Where Should You Focus when taking Wildlife Photographs?

Wildlife photography has many challenges, most of them associated with being in the right place at the right time.  So, let’s say you’re with a great outfitter with exceptional guides, and right in front of the wildlife you were dreaming of seeing.  You have your camera…you have the right lens on…and the animal is close and patient – what a perfect situation!

When animals are close and patient, you have the luxury of trying many different shots, but usually a shot that “fills the frame” of the camera is most desirable.  This allows you and the viewer to really connect with the animal, and capture its subtle nuances, whether it’s the feathers of a toucan in Costa Rica or the scales an agama lizard in Kenya.

agama lizard in kenya

But when you are presented with such a close up view, you then need to figure out which part of the animal you should focus on.  Nine times out of 10, I recommend you focus on the eye, even if that means other parts of the animal will be out of focus.

Take the above examples…there are actually many parts of these animals in these two photos that are out of focus.  For the lizard, its entire arm and hand, as well as part of its body is entirely out of focus.  For the toucan, perhaps the most iconic part of the bird – its colorful bill – is out of focus.  But, I bet you didn’t think about this when you first looked at the shot!  That’s because the eye is by far the most important part to have in focus.  Again, this applies to at least 90% of my photos, and I rarely sway from that rule.  If you need to get more of the animal in focus, it should be accomplished by a larger depth of field (ie, bigger f/stop number), not a change in primary focus point.  Read more here on the strategies of adjusting your depth of field – Apertures & F-Stops.

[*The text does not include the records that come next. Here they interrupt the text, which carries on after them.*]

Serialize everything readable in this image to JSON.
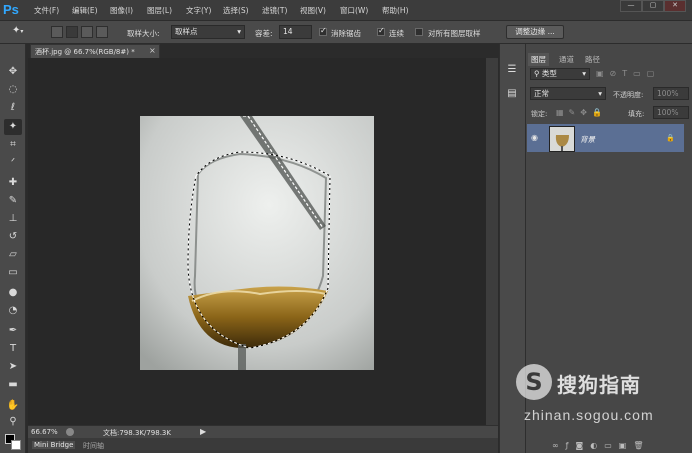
{
  "app": {
    "logo": "Ps"
  },
  "menu": [
    "文件(F)",
    "编辑(E)",
    "图像(I)",
    "图层(L)",
    "文字(Y)",
    "选择(S)",
    "滤镜(T)",
    "视图(V)",
    "窗口(W)",
    "帮助(H)"
  ],
  "window_buttons": {
    "minimize": "—",
    "restore": "▢",
    "close": "✕"
  },
  "options": {
    "sample_size_label": "取样大小:",
    "sample_size_value": "取样点",
    "tolerance_label": "容差:",
    "tolerance_value": "14",
    "antialias_label": "消除锯齿",
    "contiguous_label": "连续",
    "sample_all_label": "对所有图层取样",
    "refine_button": "调整边缘 ..."
  },
  "document": {
    "tab_title": "酒杯.jpg @ 66.7%(RGB/8#) *",
    "tab_close": "×",
    "zoom": "66.67%",
    "doc_info": "文档:798.3K/798.3K"
  },
  "bottom_tabs": [
    "Mini Bridge",
    "时间轴"
  ],
  "panels": {
    "tabs": [
      "图层",
      "通道",
      "路径"
    ],
    "filter_kind": "类型",
    "blend_mode": "正常",
    "opacity_label": "不透明度:",
    "opacity_value": "100%",
    "lock_label": "锁定:",
    "fill_label": "填充:",
    "fill_value": "100%",
    "layer_name": "背景"
  },
  "watermark": {
    "logo_letter": "S",
    "text": "搜狗指南",
    "url": "zhinan.sogou.com"
  },
  "colors": {
    "accent": "#31a8ff",
    "layer_selected": "#5b6f94",
    "panel_bg": "#474747"
  }
}
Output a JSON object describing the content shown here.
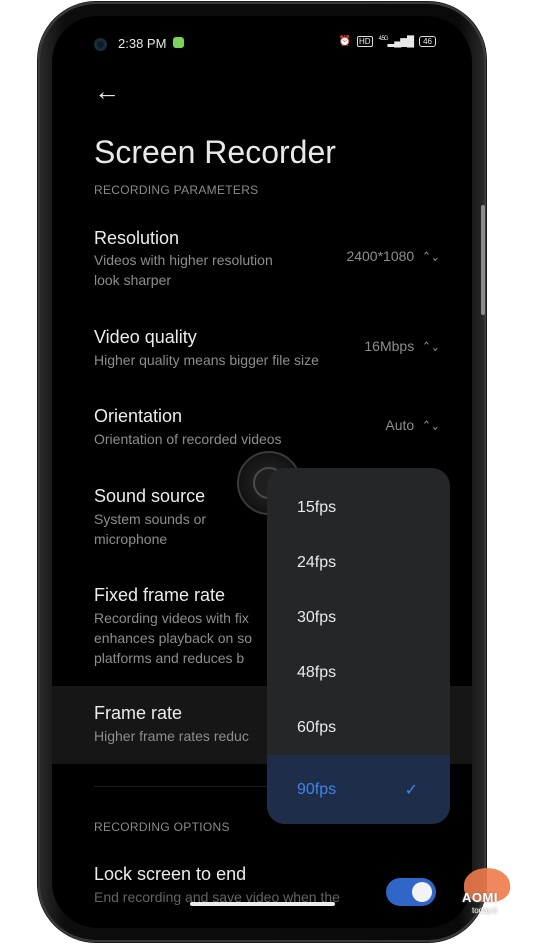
{
  "status_bar": {
    "time": "2:38 PM",
    "icons": [
      "alarm-icon",
      "hd-icon",
      "signal-icon",
      "battery-icon"
    ],
    "network": "4.5G",
    "battery": "46"
  },
  "header": {
    "title": "Screen Recorder"
  },
  "sections": {
    "recording_parameters": "RECORDING PARAMETERS",
    "recording_options": "RECORDING OPTIONS"
  },
  "settings": {
    "resolution": {
      "title": "Resolution",
      "desc_line1": "Videos with higher resolution",
      "desc_line2": "look sharper",
      "value": "2400*1080"
    },
    "video_quality": {
      "title": "Video quality",
      "desc_line1": "Higher quality means bigger file size",
      "value": "16Mbps"
    },
    "orientation": {
      "title": "Orientation",
      "desc_line1": "Orientation of recorded videos",
      "value": "Auto"
    },
    "sound_source": {
      "title": "Sound source",
      "desc_line1": "System sounds or",
      "desc_line2": "microphone"
    },
    "fixed_frame_rate": {
      "title": "Fixed frame rate",
      "desc_line1": "Recording videos with fix",
      "desc_line2": "enhances playback on so",
      "desc_line3": "platforms and reduces b"
    },
    "frame_rate": {
      "title": "Frame rate",
      "desc_line1": "Higher frame rates reduc"
    },
    "lock_screen": {
      "title": "Lock screen to end",
      "desc_line1": "End recording and save video when the",
      "toggle_on": true
    }
  },
  "frame_rate_dropdown": {
    "options": [
      "15fps",
      "24fps",
      "30fps",
      "48fps",
      "60fps",
      "90fps"
    ],
    "selected": "90fps",
    "selected_color": "#3e85ea"
  },
  "logo": {
    "text": "AOMI",
    "sub": "today.it"
  },
  "colors": {
    "accent": "#3e85ea",
    "toggle": "#2f66c8",
    "background": "#000000"
  }
}
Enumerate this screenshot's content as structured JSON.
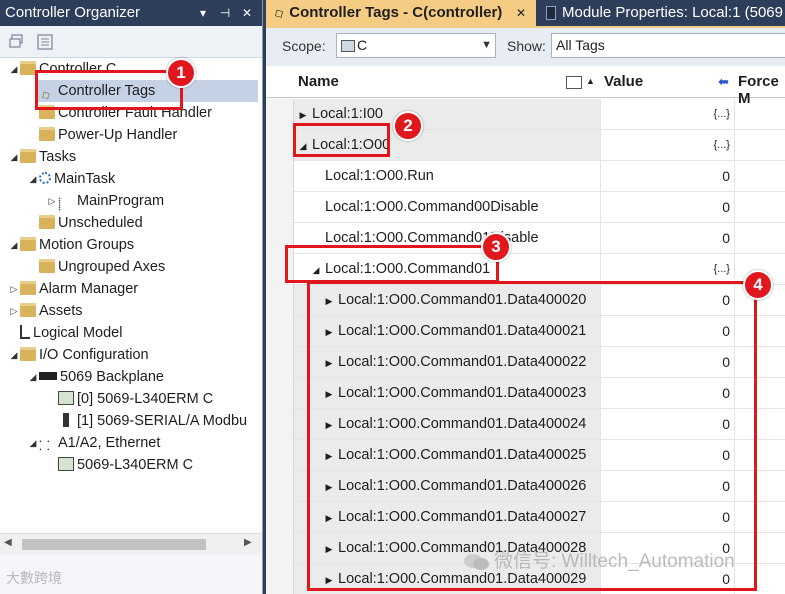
{
  "organizer": {
    "title": "Controller Organizer",
    "pin_glyph": "▾",
    "pin2_glyph": "⊣",
    "close_glyph": "✕",
    "tree": [
      {
        "label": "Controller C",
        "expander": "◢",
        "icon": "folder"
      },
      {
        "label": "Controller Tags",
        "expander": "",
        "icon": "tag"
      },
      {
        "label": "Controller Fault Handler",
        "expander": "",
        "icon": "folder"
      },
      {
        "label": "Power-Up Handler",
        "expander": "",
        "icon": "folder"
      },
      {
        "label": "Tasks",
        "expander": "◢",
        "icon": "folder"
      },
      {
        "label": "MainTask",
        "expander": "◢",
        "icon": "task"
      },
      {
        "label": "MainProgram",
        "expander": "▷",
        "icon": "program"
      },
      {
        "label": "Unscheduled",
        "expander": "",
        "icon": "folder"
      },
      {
        "label": "Motion Groups",
        "expander": "◢",
        "icon": "folder"
      },
      {
        "label": "Ungrouped Axes",
        "expander": "",
        "icon": "folder"
      },
      {
        "label": "Alarm Manager",
        "expander": "▷",
        "icon": "folder"
      },
      {
        "label": "Assets",
        "expander": "▷",
        "icon": "folder"
      },
      {
        "label": "Logical Model",
        "expander": "",
        "icon": "model"
      },
      {
        "label": "I/O Configuration",
        "expander": "◢",
        "icon": "folder"
      },
      {
        "label": "5069 Backplane",
        "expander": "◢",
        "icon": "backplane"
      },
      {
        "label": "[0] 5069-L340ERM C",
        "expander": "",
        "icon": "module"
      },
      {
        "label": "[1] 5069-SERIAL/A Modbu",
        "expander": "",
        "icon": "module-small"
      },
      {
        "label": "A1/A2, Ethernet",
        "expander": "◢",
        "icon": "network"
      },
      {
        "label": "5069-L340ERM C",
        "expander": "",
        "icon": "module"
      }
    ],
    "scroll_left": "◀",
    "scroll_right": "▶"
  },
  "tabs": {
    "active_label": "Controller Tags - C(controller)",
    "active_close": "✕",
    "second_label": "Module Properties: Local:1 (5069"
  },
  "scope_bar": {
    "scope_label": "Scope:",
    "scope_value": "C",
    "show_label": "Show:",
    "show_value": "All Tags"
  },
  "grid": {
    "columns": [
      "Name",
      "Value",
      "Force M"
    ],
    "value_sort_glyph": "◆",
    "rows": [
      {
        "name": "Local:1:I00",
        "value": "{...}",
        "expander": "▶",
        "indent": 0
      },
      {
        "name": "Local:1:O00",
        "value": "{...}",
        "expander": "◢",
        "indent": 0
      },
      {
        "name": "Local:1:O00.Run",
        "value": "0",
        "expander": "",
        "indent": 1
      },
      {
        "name": "Local:1:O00.Command00Disable",
        "value": "0",
        "expander": "",
        "indent": 1
      },
      {
        "name": "Local:1:O00.Command01Disable",
        "value": "0",
        "expander": "",
        "indent": 1
      },
      {
        "name": "Local:1:O00.Command01",
        "value": "{...}",
        "expander": "◢",
        "indent": 1
      },
      {
        "name": "Local:1:O00.Command01.Data400020",
        "value": "0",
        "expander": "▶",
        "indent": 2
      },
      {
        "name": "Local:1:O00.Command01.Data400021",
        "value": "0",
        "expander": "▶",
        "indent": 2
      },
      {
        "name": "Local:1:O00.Command01.Data400022",
        "value": "0",
        "expander": "▶",
        "indent": 2
      },
      {
        "name": "Local:1:O00.Command01.Data400023",
        "value": "0",
        "expander": "▶",
        "indent": 2
      },
      {
        "name": "Local:1:O00.Command01.Data400024",
        "value": "0",
        "expander": "▶",
        "indent": 2
      },
      {
        "name": "Local:1:O00.Command01.Data400025",
        "value": "0",
        "expander": "▶",
        "indent": 2
      },
      {
        "name": "Local:1:O00.Command01.Data400026",
        "value": "0",
        "expander": "▶",
        "indent": 2
      },
      {
        "name": "Local:1:O00.Command01.Data400027",
        "value": "0",
        "expander": "▶",
        "indent": 2
      },
      {
        "name": "Local:1:O00.Command01.Data400028",
        "value": "0",
        "expander": "▶",
        "indent": 2
      },
      {
        "name": "Local:1:O00.Command01.Data400029",
        "value": "0",
        "expander": "▶",
        "indent": 2
      }
    ]
  },
  "annotations": {
    "badges": [
      "1",
      "2",
      "3",
      "4"
    ],
    "color": "#e0171c"
  },
  "watermark": "微信号: Willtech_Automation",
  "footer_mark": "大數跨境",
  "colors": {
    "titlebar": "#2d3e5b",
    "active_tab": "#f5cc84",
    "selection": "#c5d2e6"
  }
}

malachite butterfly in costa rica

As one final example, take a look at the above butterfly.  Even though only the head and eyes are really in focus, with the wings largely out of focus, it’s a good shot of a butterfly.  Normally you’d think that the colorful patterned wings are the critical part to show off, right?  Well, this just goes to show you that even those are secondary to making sure the eyes are in focus of a full-frame animal shot.

Keep in mind that all rules are meant to be broken, so while I take 90% of my animal shots with the eyes as my key focal point, that still means there are exceptions.  As long as you can justify why you did not choose the eyes as your focal point, please don’t feel that this rule must apply to every shot you take in perpetuity going forward.  But, I do find that this one simple rule has paid dividends many times over with my wildlife shots.  I hope it does the same for you!

Go forward and give it a shot,